By Mark Lamport-Stokes
(Reuters) – Jordan Spieth will launch his U.S. Open title defense next week at Oakmont where, in the eyes of some, a question mark will be hovering over his ability to rebound from his shocking back-nine collapse at the Masters in April.
Though he won his eighth PGA Tour title at last month’s Colonial tournament in just his third start since the Masters, major championship pressure is intense and Spieth will also have to contend with lofty expectations as the defending champion.
Aged just 22, Spieth has already established a reputation for his remarkable composure when competing and that is what made his Masters meltdown even more astonishing.
The American young gun had stormed five strokes ahead with just nine holes to play in his title defense at the year’s first major but stunningly ran up a quadruple-bogey at the par-three 12th as he threw away the coveted Green Jacket.
Spieth himself believes that he has put the nightmare experience behind him, with the help of family and close friends, but acknowledges that he will remain under that particular spotlight at least until next year’s Masters.
“Part of it, I got over quickly,” Spieth said at last week’s Memorial tournament where he tied for 57th. “It will continue to be mentioned, maybe until we have a chance to win and win the Masters again. Something like that will always stick around.
“But (the Colonial tournament) was really nice. It was only our third tournament back, and that, I think, says a lot about our team that we were able to kind of brush aside and really perform under pressure.
“And a higher pressure knowing that the last time you were under that pressure, you didn’t quite pull it off, and it was on golf’s biggest stage. So obviously it sticks with you, makes next time that much harder.”
MOTIVATION THE KEY
Mental game expert Dr. Joe Parent, who helped major winners Vijay Singh and Cristie Kerr reach top spot in the world rankings, fully expects Spieth to thrive at Oakmont in his first major since the Masters.

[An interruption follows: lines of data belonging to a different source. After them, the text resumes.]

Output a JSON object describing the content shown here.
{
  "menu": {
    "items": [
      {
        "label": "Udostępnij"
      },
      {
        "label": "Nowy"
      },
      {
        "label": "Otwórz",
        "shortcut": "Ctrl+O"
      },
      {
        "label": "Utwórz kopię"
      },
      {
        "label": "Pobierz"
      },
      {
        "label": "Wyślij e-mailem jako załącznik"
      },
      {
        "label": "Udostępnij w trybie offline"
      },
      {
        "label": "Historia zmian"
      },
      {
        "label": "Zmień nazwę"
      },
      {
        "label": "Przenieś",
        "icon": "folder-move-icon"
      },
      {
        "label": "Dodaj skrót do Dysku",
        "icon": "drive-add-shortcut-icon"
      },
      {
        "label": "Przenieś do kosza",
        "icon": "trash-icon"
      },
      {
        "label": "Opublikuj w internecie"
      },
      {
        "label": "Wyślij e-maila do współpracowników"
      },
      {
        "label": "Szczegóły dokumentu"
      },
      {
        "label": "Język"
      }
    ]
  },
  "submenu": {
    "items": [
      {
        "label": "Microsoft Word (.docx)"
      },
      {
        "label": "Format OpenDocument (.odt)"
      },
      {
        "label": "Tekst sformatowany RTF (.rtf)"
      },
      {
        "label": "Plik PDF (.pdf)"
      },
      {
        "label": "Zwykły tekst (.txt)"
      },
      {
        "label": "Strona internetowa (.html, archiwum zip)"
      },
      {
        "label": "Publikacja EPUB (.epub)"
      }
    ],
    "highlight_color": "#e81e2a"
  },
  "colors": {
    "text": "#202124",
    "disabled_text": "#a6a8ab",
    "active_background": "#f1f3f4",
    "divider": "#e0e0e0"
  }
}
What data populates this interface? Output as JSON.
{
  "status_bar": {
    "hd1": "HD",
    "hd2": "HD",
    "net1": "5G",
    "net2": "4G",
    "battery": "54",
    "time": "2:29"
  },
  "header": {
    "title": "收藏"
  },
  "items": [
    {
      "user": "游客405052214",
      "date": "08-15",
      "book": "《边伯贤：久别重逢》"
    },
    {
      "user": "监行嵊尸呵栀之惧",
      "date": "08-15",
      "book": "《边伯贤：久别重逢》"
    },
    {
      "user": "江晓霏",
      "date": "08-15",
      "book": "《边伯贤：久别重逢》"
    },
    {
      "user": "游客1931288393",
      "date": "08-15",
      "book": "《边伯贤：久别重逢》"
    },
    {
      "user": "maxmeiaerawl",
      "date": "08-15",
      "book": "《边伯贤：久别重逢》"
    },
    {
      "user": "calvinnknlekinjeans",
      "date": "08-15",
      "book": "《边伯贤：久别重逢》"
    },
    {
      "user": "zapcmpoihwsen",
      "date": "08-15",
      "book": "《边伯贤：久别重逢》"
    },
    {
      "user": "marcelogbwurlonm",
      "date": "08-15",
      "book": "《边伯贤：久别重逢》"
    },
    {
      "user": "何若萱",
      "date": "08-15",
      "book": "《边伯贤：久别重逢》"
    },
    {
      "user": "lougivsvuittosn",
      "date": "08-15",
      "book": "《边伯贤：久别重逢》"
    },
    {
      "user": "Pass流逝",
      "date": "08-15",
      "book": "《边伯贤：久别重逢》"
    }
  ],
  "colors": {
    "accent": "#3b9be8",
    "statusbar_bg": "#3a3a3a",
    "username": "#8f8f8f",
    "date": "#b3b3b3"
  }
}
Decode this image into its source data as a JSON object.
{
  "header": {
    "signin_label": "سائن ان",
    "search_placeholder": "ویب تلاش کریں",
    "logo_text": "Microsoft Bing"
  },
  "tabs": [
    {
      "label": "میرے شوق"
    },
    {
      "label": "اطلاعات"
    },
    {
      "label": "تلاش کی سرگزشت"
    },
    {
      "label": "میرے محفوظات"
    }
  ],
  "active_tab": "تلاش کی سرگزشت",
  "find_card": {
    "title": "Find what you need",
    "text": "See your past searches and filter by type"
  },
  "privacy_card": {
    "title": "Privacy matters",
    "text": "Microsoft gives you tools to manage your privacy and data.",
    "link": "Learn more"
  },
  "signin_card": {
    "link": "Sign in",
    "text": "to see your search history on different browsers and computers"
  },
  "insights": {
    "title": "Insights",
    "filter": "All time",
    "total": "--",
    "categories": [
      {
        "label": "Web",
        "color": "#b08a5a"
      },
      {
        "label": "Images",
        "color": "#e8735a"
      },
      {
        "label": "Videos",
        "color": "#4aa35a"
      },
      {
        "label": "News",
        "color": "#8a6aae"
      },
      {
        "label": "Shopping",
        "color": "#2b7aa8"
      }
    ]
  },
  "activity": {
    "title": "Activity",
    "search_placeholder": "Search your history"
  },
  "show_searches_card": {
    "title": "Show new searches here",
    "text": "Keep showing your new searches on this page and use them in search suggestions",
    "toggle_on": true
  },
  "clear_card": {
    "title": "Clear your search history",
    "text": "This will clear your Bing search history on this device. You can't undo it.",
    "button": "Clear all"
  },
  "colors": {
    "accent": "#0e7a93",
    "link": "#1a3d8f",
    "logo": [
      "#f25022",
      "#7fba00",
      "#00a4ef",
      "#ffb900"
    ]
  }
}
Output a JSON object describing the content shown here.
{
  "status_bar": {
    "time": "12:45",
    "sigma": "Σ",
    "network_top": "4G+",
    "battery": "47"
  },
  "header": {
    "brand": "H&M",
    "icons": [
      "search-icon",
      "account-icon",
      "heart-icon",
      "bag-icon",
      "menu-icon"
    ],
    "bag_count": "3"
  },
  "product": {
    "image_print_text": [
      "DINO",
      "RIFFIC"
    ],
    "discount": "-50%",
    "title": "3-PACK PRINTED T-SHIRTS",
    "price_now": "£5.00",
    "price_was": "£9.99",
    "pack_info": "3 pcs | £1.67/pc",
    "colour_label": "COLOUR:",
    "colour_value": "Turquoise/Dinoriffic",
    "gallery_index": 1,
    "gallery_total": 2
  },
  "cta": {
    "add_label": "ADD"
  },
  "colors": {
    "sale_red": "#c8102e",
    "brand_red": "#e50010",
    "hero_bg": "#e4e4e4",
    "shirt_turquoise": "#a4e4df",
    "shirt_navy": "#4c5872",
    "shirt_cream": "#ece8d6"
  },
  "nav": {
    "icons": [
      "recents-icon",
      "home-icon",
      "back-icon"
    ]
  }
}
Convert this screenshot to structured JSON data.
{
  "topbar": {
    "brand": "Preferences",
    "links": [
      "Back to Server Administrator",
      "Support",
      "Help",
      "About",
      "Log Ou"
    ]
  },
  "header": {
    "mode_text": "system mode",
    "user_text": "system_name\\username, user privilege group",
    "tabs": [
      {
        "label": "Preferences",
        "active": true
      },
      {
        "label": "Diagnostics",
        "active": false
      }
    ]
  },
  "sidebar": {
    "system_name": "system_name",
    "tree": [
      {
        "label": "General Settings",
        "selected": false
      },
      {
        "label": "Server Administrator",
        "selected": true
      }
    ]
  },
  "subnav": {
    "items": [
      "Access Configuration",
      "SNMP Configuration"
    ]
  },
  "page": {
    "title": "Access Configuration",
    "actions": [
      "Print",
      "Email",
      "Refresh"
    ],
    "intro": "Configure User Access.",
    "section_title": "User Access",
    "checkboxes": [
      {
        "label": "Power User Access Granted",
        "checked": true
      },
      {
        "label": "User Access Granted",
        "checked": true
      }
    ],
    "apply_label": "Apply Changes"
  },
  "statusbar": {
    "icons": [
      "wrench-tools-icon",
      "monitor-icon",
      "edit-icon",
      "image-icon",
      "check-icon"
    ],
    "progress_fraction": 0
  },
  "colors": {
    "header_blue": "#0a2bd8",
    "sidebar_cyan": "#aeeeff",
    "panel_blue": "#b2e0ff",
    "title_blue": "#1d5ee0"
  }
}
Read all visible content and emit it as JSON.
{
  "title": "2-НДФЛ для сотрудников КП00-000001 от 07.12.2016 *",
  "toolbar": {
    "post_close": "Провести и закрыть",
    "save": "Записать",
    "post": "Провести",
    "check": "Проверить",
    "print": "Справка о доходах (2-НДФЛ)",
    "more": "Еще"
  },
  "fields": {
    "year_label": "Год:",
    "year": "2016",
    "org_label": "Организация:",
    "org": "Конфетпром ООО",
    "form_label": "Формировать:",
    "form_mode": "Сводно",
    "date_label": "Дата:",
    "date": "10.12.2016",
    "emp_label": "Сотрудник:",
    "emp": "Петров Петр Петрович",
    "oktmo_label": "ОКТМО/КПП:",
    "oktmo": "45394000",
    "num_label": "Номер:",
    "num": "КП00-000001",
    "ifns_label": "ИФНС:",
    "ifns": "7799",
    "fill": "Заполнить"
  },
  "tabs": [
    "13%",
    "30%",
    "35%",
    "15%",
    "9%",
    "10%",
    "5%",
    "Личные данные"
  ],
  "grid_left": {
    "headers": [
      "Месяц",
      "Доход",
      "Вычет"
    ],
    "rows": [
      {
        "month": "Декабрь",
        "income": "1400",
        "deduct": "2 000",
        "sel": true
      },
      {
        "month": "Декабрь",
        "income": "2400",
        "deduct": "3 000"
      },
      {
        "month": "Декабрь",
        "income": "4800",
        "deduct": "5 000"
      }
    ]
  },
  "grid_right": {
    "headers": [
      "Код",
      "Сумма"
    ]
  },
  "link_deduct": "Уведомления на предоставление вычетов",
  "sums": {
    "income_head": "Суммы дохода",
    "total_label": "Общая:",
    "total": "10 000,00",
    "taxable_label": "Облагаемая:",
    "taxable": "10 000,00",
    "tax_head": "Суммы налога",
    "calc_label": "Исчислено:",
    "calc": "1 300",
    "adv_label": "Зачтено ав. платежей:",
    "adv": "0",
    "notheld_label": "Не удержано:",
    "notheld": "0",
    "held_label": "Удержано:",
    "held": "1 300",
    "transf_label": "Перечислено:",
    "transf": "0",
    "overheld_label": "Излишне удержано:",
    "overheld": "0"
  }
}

“I believe he will be highly motivated to win the U.S. Open,” Parent told Reuters. “One of his rules is: ‘There’s always more work to be done.’ And even Jack Nicklaus talked about Spieth’s Masters experience not being so bad for him.
“What happened to him at Augusta National during that final round will motivate and fire him up at Oakmont. And Jordan himself said “I never want to feel the way I did at the Masters, after the round, again.’
“Lest we forget, Jordan had a similar lapse in the 2014 Masters, and yet he came back to win the next year in record fashion.”
Two years ago, Spieth birdied four of the first seven holes in the Masters final round to lead by two shots but then faltered with three bogeys around the turn before finishing three strokes behind winner Bubba Watson.
“It stings right now,” Spieth said at the time. “I had it in my hands and I could have gone forward with it and I just didn’t quite make the putts. I feel like I’m ready to win. It’s just a matter of time. I’ll be back, and I can’t wait to be back.”
Spieth certainly did get back at Augusta National, clinching his first major title at last year’s Masters with a stunning wire-to-wire victory by four shots as he matched Tiger Woods’ tournament record low of 18-under 270 for 72 holes.
“And Rory McIlroy blew a similar lead starting the back nine in the 2011 Masters, and came back to win the very next major, the U.S. Open at Congressional, in record fashion,” said Parent, citing another recent ‘rebound’ example in the majors.
Northern Ireland’s McIlroy was four ahead going into the final round of the 2011 Masters and one stroke clear with nine holes to play before he tumbled out of contention to close with an eight-over 80.
In his very next major start, however, he landed his maiden grand slam crown with an eight-shot triumph at the U.S. Open where he posted a tournament record total of 16-under 268.
(Reporting by Mark Lamport-Stokes in Los Angeles; Editing by Frank Pingue)